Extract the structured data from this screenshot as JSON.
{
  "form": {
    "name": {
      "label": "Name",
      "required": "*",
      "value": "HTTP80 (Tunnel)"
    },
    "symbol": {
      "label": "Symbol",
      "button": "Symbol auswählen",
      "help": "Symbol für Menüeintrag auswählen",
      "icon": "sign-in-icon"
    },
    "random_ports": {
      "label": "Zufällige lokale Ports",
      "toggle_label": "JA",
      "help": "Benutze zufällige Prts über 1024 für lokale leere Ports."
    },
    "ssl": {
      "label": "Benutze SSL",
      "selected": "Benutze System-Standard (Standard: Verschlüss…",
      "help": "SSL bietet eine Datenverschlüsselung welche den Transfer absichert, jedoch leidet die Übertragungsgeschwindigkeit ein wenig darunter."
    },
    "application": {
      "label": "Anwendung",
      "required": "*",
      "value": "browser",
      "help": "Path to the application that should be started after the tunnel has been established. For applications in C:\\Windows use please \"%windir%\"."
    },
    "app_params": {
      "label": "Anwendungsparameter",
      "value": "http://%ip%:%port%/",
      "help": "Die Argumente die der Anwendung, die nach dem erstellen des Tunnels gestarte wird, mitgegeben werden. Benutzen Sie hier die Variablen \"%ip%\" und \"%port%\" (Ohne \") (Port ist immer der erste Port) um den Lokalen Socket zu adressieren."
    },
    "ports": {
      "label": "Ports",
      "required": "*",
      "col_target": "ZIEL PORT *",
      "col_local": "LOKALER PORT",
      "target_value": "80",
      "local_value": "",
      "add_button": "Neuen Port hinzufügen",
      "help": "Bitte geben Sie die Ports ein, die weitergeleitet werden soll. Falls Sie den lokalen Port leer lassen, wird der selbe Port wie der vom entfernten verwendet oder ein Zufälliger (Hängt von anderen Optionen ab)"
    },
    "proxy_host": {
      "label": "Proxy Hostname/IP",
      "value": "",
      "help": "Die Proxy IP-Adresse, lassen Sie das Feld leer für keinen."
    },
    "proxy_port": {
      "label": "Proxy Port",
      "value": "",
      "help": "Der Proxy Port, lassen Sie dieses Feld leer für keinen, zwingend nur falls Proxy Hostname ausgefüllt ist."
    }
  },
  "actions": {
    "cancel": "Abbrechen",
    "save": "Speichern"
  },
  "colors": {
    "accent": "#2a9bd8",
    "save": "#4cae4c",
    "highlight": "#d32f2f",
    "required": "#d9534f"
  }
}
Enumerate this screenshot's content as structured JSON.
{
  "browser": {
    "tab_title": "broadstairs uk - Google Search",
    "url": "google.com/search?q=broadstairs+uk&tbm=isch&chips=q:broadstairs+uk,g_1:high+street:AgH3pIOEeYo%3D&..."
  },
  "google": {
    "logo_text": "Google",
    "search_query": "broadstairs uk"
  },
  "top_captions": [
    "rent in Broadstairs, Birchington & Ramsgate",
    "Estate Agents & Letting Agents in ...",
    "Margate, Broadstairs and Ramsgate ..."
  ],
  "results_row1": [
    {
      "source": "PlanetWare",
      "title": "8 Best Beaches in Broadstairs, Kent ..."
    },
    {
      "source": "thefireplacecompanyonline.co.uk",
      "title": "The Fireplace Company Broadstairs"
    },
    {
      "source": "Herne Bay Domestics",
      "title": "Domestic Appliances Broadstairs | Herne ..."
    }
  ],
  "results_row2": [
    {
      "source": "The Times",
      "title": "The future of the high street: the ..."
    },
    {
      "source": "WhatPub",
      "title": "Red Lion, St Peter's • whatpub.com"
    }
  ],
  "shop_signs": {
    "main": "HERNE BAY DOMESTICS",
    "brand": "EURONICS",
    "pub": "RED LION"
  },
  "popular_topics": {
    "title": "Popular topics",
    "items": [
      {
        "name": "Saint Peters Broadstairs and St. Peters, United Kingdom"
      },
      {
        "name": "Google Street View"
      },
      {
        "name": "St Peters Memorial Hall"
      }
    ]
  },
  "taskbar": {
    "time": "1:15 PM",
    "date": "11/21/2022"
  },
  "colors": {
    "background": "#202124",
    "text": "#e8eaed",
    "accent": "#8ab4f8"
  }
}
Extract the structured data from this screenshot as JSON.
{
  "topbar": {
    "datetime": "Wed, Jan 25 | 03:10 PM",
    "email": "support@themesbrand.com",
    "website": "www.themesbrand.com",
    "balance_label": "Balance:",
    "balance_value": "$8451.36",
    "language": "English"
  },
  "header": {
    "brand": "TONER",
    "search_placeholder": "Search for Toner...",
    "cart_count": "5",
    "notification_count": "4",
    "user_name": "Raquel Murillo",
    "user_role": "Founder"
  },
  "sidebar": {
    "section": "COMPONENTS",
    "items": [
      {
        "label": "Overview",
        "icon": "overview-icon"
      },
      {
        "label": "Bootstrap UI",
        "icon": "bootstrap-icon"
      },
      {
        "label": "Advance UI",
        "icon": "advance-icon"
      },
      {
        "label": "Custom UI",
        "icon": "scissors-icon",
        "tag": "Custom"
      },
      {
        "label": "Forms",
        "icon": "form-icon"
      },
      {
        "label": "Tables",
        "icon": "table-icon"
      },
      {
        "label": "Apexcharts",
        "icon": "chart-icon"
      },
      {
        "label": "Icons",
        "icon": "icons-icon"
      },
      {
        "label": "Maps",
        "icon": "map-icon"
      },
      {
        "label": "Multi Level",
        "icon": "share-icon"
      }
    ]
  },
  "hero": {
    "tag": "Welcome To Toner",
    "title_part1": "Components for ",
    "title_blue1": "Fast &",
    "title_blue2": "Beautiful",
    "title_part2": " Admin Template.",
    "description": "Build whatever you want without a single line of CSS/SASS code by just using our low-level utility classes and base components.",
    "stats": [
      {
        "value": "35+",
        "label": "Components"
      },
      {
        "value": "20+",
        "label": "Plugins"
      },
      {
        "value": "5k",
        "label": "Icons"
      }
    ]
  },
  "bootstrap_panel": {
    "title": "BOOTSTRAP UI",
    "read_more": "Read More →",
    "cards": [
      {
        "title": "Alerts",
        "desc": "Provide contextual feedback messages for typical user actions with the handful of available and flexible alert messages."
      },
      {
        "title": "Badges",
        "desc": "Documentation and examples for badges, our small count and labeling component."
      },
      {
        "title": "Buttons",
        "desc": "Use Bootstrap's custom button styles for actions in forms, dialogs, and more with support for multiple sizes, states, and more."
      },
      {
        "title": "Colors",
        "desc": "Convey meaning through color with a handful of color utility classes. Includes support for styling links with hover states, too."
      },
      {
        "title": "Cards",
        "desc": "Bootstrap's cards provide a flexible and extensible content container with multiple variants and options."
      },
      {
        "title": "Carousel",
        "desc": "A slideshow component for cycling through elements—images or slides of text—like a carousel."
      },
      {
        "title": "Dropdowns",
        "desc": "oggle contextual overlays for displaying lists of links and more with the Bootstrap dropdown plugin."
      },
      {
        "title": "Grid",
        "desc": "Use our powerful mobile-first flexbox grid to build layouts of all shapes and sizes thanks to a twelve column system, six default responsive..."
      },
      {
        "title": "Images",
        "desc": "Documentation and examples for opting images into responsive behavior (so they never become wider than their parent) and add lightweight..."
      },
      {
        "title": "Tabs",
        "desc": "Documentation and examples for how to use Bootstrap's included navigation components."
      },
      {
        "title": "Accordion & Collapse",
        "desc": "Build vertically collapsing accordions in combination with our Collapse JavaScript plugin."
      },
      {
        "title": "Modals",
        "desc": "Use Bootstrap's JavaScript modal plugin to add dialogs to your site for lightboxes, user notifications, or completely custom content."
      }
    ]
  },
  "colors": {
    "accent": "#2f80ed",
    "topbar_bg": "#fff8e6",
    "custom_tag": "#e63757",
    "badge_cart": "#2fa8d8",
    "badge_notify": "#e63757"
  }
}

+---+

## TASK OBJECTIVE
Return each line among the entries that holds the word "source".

## WRITTEN RESPONSE
      "source": "PlanetWare",
      "source": "thefireplacecompanyonline.co.uk",
      "source": "Herne Bay Domestics",
      "source": "The Times",
      "source": "WhatPub",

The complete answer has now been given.